Later the Greek myth of Triton was born.  Triton was a sea god and the son of Poseidon.  Poseidon had a human form, but Triton was half man/half fish, holding or blowing a conch shell.  Sometimes he held a three-pronged trident.  He lived in a golden palace at the bottom of the sea with his parents and acted as Poseidon’s messenger.  Triton was called both a mighty and dreadful sea god and could blow his conch shell so loudly that it raised or flattened waves and scared away mythical giants.

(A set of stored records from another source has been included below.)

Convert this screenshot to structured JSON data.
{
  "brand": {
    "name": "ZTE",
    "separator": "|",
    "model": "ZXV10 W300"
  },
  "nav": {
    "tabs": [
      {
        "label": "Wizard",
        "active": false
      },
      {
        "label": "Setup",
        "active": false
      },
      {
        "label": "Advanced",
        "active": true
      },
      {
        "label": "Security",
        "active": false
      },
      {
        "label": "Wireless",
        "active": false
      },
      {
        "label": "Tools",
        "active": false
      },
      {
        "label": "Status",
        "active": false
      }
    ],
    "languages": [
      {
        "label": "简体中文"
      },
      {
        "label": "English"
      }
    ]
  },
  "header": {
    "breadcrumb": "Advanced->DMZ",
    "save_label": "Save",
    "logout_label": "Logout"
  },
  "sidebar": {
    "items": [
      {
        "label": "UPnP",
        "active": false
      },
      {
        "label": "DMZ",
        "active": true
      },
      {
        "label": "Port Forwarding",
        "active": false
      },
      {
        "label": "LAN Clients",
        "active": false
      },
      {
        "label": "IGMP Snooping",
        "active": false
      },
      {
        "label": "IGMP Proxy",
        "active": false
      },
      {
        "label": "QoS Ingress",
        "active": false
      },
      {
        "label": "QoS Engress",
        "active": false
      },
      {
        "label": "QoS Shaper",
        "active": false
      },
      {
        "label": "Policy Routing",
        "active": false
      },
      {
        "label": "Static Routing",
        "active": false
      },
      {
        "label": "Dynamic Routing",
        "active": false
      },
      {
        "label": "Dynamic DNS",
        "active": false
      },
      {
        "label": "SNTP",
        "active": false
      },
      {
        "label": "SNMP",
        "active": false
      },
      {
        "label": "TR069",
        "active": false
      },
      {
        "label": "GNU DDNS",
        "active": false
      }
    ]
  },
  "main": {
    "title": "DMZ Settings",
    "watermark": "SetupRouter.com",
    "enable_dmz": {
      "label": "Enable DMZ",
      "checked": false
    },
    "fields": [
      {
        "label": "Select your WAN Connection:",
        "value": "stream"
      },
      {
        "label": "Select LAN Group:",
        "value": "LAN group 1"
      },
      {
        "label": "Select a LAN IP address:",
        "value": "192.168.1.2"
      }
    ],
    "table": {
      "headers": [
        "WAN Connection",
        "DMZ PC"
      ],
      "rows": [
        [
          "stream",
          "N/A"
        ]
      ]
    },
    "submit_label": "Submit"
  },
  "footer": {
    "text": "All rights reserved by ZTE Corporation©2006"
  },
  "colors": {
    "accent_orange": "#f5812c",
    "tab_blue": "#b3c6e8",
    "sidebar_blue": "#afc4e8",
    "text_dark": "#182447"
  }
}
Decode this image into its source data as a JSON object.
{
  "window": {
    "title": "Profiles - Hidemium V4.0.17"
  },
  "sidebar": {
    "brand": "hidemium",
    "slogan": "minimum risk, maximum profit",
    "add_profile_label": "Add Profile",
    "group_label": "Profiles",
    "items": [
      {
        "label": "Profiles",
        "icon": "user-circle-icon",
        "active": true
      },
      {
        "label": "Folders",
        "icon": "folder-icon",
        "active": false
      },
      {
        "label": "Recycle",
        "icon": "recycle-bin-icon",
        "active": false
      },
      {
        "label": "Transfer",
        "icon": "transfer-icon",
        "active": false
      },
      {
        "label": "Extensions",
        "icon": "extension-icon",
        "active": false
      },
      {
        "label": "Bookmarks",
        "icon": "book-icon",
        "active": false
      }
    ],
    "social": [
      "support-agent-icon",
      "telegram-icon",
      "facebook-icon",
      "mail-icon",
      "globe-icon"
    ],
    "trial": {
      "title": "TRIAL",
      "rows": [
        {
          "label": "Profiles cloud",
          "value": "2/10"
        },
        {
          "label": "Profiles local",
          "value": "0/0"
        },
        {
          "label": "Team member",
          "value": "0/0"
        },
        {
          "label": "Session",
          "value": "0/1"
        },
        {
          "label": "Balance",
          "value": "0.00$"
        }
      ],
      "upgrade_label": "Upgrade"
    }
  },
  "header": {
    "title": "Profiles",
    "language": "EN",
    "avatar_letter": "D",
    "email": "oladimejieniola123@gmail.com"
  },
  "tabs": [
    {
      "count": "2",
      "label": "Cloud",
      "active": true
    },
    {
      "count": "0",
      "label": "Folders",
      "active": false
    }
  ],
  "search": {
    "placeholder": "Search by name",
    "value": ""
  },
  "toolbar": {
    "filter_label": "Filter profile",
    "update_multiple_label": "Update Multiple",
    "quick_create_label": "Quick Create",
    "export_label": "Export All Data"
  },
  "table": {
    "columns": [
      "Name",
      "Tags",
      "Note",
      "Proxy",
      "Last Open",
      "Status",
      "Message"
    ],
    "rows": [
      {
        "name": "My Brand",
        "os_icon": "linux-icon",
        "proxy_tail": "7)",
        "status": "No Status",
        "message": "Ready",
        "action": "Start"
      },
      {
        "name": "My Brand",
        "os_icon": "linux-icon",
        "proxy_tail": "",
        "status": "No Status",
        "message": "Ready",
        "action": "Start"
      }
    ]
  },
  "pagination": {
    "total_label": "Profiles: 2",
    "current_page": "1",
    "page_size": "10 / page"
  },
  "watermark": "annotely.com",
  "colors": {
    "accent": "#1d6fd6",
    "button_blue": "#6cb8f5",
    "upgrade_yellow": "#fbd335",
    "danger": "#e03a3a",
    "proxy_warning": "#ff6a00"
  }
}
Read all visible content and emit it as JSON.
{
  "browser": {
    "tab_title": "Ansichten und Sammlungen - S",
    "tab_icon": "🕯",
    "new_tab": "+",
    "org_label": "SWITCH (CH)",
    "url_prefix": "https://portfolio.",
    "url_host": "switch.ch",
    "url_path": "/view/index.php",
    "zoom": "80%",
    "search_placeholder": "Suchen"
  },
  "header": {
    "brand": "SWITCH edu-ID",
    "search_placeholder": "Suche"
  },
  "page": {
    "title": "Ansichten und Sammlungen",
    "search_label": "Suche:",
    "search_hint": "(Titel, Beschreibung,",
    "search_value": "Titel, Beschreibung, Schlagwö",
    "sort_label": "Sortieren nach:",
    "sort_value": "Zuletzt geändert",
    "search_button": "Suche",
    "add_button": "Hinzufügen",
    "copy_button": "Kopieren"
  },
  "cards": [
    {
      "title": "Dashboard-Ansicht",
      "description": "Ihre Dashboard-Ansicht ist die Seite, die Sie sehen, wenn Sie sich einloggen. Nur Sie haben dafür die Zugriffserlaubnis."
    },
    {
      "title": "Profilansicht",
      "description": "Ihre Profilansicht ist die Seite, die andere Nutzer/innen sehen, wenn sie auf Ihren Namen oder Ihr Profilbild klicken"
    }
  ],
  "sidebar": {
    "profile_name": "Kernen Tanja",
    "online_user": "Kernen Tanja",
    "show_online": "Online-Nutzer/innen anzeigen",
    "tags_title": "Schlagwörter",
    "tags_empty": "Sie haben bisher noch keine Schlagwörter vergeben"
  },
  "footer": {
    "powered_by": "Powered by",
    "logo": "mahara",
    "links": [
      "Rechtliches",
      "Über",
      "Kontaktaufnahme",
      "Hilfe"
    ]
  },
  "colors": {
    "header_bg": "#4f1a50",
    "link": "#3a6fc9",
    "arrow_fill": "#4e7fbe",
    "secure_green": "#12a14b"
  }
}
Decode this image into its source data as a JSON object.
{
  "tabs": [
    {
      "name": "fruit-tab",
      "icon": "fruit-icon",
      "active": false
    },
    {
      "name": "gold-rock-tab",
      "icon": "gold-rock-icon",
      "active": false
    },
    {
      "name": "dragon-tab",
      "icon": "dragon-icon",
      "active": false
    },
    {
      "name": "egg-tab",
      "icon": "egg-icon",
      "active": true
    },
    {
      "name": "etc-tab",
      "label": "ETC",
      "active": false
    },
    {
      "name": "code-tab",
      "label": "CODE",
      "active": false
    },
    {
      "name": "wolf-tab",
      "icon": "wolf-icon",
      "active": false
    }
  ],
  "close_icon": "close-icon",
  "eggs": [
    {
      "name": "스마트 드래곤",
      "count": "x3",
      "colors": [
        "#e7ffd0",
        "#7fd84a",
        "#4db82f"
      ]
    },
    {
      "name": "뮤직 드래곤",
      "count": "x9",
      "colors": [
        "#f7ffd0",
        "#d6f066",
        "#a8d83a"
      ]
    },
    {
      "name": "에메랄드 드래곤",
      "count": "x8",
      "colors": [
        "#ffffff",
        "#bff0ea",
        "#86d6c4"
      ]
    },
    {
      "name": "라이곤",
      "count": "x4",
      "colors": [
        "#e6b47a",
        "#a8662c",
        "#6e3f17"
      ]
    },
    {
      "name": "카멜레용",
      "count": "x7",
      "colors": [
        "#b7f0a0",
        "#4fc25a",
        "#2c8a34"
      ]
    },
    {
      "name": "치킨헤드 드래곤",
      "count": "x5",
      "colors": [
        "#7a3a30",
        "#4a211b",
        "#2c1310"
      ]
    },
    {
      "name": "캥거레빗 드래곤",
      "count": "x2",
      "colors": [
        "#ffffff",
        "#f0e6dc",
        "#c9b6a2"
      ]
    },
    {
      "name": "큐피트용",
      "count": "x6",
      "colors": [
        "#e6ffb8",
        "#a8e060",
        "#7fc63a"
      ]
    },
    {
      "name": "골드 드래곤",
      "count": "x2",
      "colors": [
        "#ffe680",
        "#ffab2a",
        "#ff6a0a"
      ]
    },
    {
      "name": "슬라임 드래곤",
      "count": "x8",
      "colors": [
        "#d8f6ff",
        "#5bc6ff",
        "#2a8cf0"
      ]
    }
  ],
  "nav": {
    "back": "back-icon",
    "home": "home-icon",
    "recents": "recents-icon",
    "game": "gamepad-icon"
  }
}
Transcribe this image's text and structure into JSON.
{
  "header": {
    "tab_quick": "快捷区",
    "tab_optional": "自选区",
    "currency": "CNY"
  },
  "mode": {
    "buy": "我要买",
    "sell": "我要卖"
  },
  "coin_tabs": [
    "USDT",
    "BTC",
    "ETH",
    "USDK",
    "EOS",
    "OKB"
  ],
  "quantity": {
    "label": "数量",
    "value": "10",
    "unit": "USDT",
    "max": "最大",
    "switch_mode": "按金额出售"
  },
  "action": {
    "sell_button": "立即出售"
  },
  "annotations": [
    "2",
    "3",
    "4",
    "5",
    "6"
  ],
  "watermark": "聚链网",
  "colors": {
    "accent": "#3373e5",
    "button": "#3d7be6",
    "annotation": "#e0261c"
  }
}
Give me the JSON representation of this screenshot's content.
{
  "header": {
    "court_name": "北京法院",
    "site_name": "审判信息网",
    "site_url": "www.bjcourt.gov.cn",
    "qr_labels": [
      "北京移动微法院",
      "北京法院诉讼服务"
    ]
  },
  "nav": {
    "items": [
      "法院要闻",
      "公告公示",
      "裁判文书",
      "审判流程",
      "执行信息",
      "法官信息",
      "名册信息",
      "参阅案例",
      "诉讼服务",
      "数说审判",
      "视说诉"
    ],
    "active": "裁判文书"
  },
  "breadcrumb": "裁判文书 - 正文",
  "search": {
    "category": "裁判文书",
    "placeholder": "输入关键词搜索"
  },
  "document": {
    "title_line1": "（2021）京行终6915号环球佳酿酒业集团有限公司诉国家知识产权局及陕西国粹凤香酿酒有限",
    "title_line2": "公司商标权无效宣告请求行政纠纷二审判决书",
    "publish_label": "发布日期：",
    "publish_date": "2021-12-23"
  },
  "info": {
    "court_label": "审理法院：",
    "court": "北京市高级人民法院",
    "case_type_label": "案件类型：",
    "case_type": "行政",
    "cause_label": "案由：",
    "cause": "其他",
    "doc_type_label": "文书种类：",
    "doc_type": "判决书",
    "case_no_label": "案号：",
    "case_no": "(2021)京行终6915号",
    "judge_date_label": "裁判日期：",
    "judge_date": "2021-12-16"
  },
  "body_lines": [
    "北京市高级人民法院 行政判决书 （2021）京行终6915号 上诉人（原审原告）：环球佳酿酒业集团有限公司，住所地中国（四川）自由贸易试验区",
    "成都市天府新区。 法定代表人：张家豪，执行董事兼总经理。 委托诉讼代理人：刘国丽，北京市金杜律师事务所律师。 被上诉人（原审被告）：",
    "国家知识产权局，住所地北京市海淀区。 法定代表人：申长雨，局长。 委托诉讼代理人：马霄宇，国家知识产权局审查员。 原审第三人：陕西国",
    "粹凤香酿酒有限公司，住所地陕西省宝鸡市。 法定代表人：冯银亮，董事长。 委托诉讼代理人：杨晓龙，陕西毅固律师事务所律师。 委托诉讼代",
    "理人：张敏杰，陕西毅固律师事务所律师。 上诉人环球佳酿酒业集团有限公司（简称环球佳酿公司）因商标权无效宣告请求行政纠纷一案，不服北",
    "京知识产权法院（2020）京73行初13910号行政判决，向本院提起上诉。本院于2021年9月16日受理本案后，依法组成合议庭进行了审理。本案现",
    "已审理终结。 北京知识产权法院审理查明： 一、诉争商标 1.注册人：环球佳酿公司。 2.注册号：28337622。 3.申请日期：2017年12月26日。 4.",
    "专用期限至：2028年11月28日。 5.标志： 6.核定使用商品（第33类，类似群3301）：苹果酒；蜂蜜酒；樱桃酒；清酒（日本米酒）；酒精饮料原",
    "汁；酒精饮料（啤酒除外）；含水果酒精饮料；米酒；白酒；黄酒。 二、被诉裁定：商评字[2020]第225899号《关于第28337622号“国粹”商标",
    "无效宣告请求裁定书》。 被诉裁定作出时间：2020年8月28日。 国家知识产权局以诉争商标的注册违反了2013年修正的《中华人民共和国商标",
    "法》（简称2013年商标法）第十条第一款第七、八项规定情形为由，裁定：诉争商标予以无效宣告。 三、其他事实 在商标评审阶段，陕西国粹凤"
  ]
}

He was said to have green hair and blue skin with barnacles on his mighty shoulders.  However, around the 1500’s several artists started depicting Triton with a fish tail, man’s body, female’s chest, devil’s horns, and thick legs with webbed feet.  People started calling Triton a “sea devil,” “sea monster,” or “sea satyr.”   That was not a good time for the mighty sea god!

And speaking of Greek myths, there is a legend about another merman name Glaucus who started life as a human fisherman.  He noticed that when he caught fish, they would struggle to get back into the water when he placed them on the grassy shores.  Glaucus thought that the grass must give the fish special

powers, so he ate the grass.  He then had an overwhelming desire to jump into the sea and never return.  The sea gods under the waves heard his wish and turned him into a sea god just like them, and Glaucus never returned to land.

Various Scandinavian countries, including Iceland and Norway, have legends about mermen with black hair, long beards, and dusky skin with a man’s torso and a fish tail.  One British folklore writer stated her opinion that mermen were “often uglier and rougher in the British Isles” although how she came to this conclusion is unknown.  In Irish folklore, a merman named Coomara is depicted as a hideous creature with green skin, hair, and teeth, slitted eyes, and a big red nose.  And in Cornish folklore there is a merman named Bucca with hair of seaweed and the skin of an eel who looks for offerings of fish left along the shore.  

Mermen tales can be found around the world, including Europe, China, Japan, Greenland, Canada, and even the Amazon.  

Today, mermen are depicted in comics, movies, and films as handsome, strong, and courageous, such as in the TV show, “Man from Atlantis” and the super hero movie, “Aquaman.” They are featured in the popular game, “Dungeons and Dragons” and in the hugely successful “Harry Potter” movies where merpeople live in a lake near Hogwarts.

So, what do you think about the legends of mermaids?  Do you know of any legends where you live?  If you could have one special power as a mermaid or merman, what would it be?